Scan the records below. List lines holding "mins".

- - - - - - -

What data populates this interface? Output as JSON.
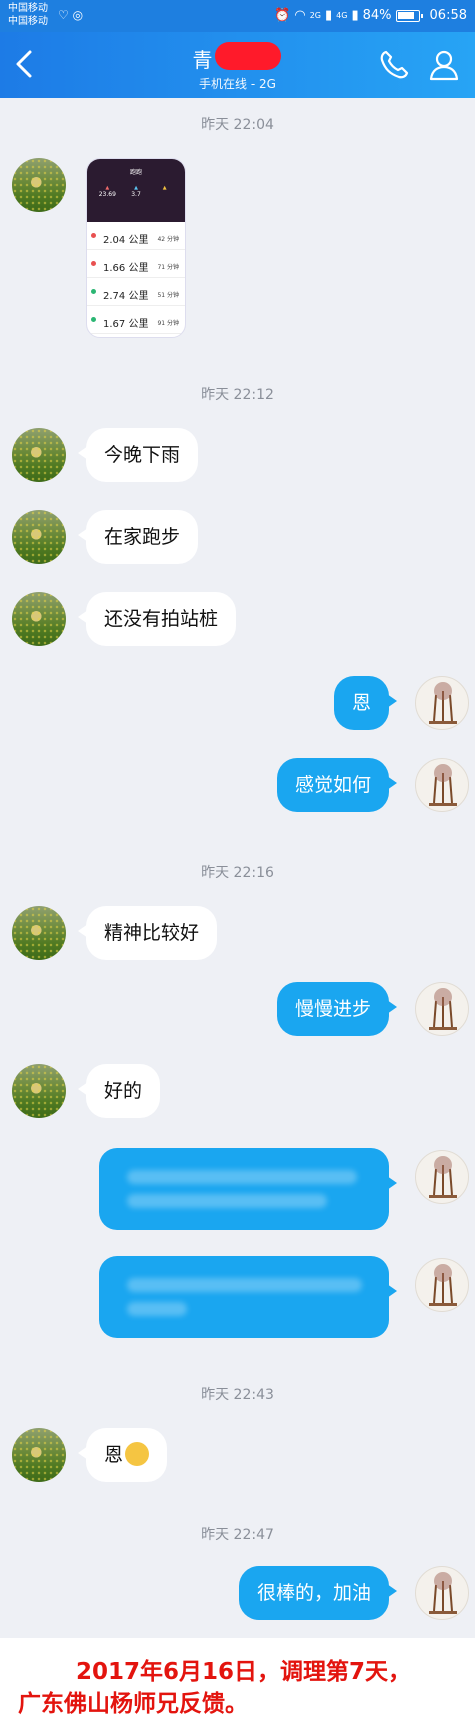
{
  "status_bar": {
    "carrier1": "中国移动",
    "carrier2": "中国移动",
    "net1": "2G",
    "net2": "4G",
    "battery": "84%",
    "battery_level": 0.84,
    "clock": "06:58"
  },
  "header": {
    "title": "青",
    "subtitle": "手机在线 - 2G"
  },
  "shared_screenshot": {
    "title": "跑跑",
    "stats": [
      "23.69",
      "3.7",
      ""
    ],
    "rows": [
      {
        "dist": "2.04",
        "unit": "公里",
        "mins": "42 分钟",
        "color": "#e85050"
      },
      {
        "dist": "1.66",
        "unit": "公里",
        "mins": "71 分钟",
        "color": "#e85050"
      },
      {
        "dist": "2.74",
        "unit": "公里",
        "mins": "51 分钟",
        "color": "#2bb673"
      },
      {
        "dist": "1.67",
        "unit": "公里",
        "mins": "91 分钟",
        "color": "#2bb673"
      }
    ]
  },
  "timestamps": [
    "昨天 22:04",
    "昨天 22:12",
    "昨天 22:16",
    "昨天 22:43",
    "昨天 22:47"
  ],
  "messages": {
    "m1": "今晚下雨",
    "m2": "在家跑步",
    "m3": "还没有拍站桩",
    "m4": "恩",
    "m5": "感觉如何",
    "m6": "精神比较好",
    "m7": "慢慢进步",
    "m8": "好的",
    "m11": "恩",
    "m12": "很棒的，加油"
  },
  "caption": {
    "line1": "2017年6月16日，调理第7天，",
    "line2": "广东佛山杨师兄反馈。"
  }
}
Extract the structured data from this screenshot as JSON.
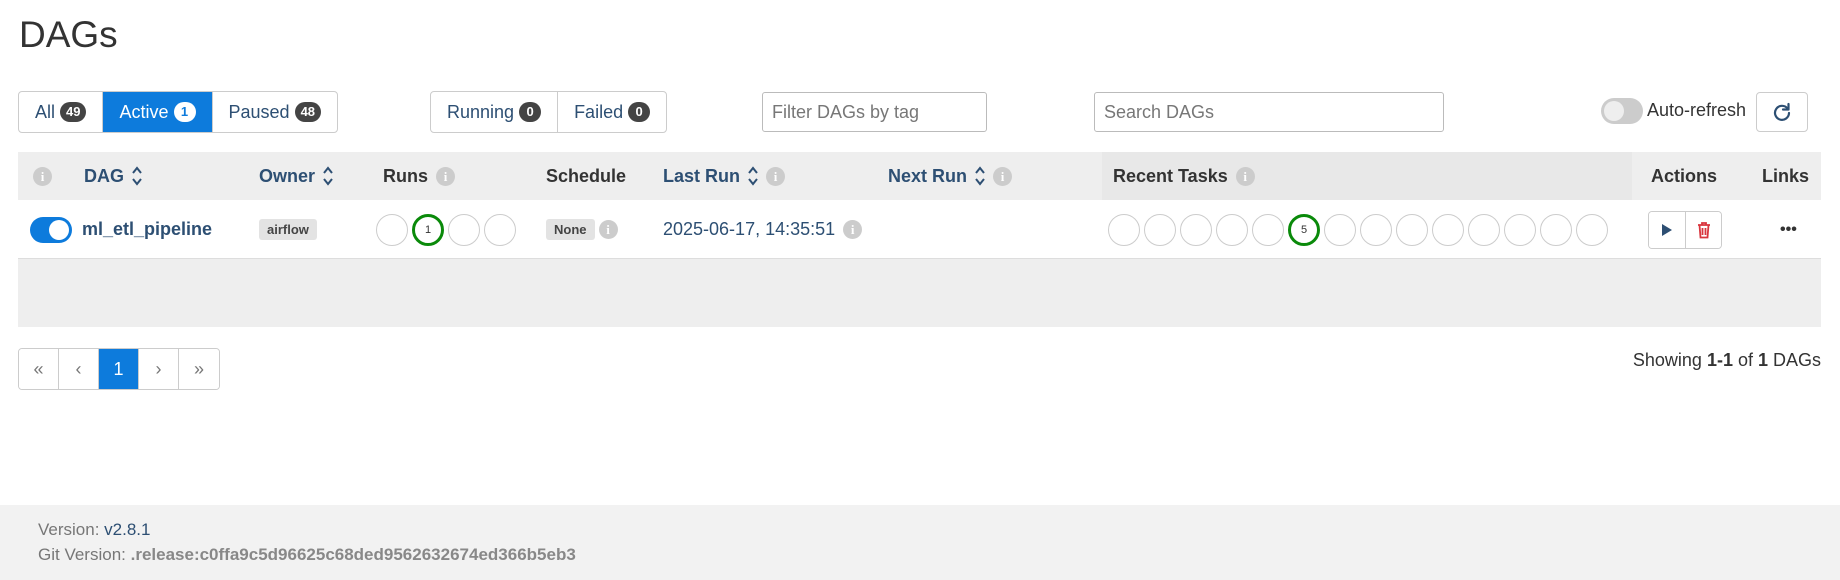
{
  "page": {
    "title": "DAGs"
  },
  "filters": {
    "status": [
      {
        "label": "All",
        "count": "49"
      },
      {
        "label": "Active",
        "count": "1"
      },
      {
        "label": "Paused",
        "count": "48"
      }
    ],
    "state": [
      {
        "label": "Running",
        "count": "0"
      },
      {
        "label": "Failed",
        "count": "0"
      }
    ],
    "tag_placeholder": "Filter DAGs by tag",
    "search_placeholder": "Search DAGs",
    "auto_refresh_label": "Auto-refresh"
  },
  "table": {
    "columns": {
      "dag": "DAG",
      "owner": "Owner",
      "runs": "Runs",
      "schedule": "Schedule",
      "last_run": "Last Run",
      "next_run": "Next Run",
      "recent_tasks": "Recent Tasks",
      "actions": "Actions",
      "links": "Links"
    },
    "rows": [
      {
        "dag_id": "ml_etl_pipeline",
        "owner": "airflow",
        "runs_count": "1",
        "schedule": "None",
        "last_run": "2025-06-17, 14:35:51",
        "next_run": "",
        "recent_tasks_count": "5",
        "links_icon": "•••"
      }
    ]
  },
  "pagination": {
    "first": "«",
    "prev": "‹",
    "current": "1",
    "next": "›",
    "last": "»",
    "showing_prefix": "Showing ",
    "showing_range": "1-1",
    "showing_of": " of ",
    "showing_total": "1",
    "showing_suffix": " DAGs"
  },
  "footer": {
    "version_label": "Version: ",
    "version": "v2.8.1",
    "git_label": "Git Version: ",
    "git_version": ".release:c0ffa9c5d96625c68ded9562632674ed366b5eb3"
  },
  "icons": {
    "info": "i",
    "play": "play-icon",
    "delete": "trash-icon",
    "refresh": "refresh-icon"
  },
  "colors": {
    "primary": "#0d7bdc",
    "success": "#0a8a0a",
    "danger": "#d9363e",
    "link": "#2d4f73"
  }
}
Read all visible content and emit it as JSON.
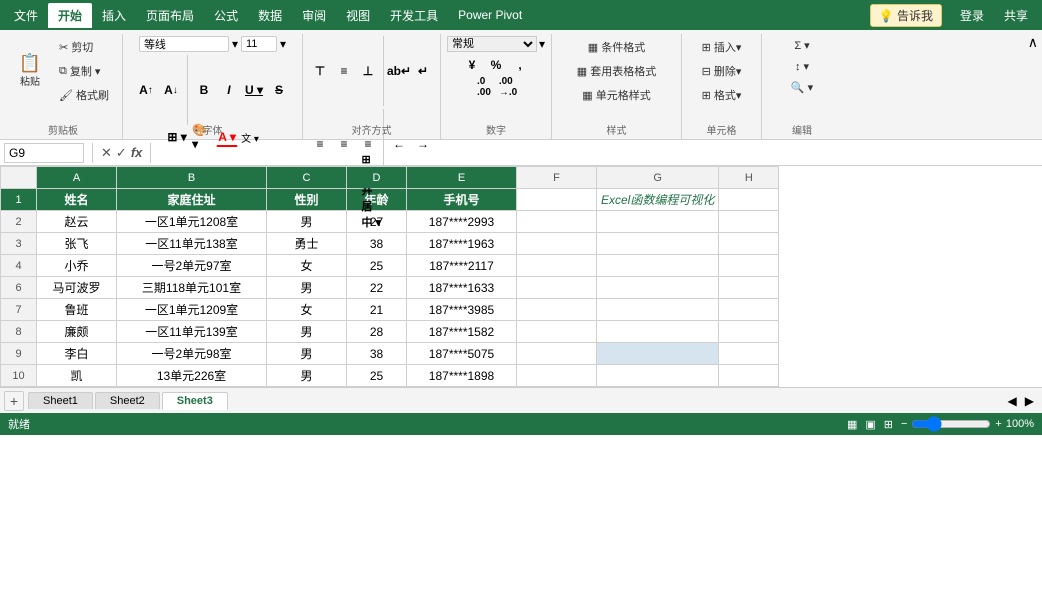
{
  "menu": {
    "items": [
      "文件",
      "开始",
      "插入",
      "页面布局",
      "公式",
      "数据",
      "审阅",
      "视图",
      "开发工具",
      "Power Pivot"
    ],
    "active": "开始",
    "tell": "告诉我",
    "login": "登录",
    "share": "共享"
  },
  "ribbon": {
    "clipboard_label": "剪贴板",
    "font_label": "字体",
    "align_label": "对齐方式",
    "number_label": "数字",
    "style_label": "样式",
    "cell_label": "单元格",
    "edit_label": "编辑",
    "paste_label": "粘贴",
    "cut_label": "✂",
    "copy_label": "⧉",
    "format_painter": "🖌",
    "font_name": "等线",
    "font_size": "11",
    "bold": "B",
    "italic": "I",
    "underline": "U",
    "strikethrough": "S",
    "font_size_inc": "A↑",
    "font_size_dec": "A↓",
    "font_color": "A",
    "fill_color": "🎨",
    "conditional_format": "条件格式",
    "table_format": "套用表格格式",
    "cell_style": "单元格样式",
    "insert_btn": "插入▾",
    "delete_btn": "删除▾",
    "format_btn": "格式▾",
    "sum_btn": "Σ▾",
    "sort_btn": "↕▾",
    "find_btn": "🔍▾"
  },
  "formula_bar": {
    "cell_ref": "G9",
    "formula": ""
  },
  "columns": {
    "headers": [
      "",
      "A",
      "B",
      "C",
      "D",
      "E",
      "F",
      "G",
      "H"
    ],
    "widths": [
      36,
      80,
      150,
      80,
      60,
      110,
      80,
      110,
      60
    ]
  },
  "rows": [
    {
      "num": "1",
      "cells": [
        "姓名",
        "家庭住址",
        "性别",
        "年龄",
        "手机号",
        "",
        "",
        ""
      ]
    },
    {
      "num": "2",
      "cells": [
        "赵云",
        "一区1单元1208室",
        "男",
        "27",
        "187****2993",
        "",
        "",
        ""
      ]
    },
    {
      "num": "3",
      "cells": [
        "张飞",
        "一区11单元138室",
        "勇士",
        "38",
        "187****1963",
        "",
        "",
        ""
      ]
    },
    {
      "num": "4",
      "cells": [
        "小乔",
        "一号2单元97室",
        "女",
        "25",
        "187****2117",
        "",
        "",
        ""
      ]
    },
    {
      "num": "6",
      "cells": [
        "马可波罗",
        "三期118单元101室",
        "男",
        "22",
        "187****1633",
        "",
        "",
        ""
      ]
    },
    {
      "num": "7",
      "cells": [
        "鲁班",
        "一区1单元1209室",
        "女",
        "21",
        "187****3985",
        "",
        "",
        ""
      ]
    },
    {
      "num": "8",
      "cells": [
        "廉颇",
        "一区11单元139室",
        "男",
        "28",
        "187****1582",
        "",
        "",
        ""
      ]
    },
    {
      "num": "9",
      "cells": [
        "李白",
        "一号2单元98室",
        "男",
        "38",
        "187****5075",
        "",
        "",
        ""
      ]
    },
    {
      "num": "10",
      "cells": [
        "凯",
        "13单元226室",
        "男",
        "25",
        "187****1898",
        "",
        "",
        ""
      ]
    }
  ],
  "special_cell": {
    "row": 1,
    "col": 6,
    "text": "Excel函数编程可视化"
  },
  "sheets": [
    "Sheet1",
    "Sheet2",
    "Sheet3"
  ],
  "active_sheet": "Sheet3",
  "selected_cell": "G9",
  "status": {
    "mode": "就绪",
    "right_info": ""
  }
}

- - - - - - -

> _RESPONSE BOX_:
        "mins": "42 分钟",
        "mins": "71 分钟",
        "mins": "51 分钟",
        "mins": "91 分钟",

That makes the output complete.